======== MATERIAL PROVIDED ========
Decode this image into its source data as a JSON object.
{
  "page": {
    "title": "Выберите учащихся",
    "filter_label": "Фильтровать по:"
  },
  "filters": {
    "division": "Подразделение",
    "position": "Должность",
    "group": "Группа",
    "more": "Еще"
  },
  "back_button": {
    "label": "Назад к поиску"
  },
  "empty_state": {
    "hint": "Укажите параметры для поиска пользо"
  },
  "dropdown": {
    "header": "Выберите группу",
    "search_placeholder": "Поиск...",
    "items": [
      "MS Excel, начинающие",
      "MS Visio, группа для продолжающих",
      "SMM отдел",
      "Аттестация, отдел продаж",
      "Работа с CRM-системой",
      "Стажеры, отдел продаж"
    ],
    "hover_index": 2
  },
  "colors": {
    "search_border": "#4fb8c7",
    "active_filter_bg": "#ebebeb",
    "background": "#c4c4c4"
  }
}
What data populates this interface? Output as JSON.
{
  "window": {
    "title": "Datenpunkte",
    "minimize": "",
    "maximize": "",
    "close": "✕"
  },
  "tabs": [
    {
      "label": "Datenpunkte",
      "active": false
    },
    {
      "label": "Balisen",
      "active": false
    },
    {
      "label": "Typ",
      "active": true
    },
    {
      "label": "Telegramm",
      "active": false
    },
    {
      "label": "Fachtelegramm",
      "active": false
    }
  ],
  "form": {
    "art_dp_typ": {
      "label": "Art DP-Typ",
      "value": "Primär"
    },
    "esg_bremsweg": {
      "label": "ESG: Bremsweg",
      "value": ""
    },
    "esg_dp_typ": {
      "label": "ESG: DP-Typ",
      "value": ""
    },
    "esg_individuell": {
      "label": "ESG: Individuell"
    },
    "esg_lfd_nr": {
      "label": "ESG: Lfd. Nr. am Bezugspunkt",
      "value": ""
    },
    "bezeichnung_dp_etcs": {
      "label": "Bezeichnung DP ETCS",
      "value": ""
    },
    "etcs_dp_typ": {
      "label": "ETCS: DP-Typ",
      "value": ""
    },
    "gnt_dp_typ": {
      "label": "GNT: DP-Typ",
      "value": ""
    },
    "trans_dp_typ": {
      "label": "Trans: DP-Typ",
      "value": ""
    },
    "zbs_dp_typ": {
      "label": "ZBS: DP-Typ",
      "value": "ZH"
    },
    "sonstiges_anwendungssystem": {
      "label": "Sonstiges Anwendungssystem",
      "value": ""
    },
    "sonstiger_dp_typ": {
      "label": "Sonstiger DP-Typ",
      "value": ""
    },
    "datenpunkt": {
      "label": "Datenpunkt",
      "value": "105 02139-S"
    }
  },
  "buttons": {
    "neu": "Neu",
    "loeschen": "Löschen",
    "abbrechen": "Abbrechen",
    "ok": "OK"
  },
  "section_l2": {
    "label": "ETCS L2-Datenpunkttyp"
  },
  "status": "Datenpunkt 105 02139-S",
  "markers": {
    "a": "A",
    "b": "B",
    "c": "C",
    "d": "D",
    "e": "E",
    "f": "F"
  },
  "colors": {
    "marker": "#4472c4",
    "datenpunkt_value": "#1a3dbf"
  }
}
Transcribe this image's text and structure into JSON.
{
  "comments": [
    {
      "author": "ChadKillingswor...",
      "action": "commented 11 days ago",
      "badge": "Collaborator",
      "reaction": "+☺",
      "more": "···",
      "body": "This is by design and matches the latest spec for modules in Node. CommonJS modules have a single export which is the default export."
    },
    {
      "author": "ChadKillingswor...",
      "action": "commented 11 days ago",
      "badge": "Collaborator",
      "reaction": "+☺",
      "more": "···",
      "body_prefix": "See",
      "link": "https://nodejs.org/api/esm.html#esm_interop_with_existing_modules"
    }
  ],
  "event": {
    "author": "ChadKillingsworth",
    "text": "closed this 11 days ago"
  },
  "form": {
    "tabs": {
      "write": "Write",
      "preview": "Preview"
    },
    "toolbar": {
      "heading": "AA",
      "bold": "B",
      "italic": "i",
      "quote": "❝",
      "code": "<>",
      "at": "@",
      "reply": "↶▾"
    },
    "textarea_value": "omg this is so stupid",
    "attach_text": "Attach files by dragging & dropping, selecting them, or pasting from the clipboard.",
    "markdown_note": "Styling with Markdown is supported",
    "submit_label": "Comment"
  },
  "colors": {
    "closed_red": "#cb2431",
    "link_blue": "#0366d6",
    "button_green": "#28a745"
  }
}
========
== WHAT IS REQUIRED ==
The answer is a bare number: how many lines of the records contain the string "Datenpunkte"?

== FINISHED TASK ==
2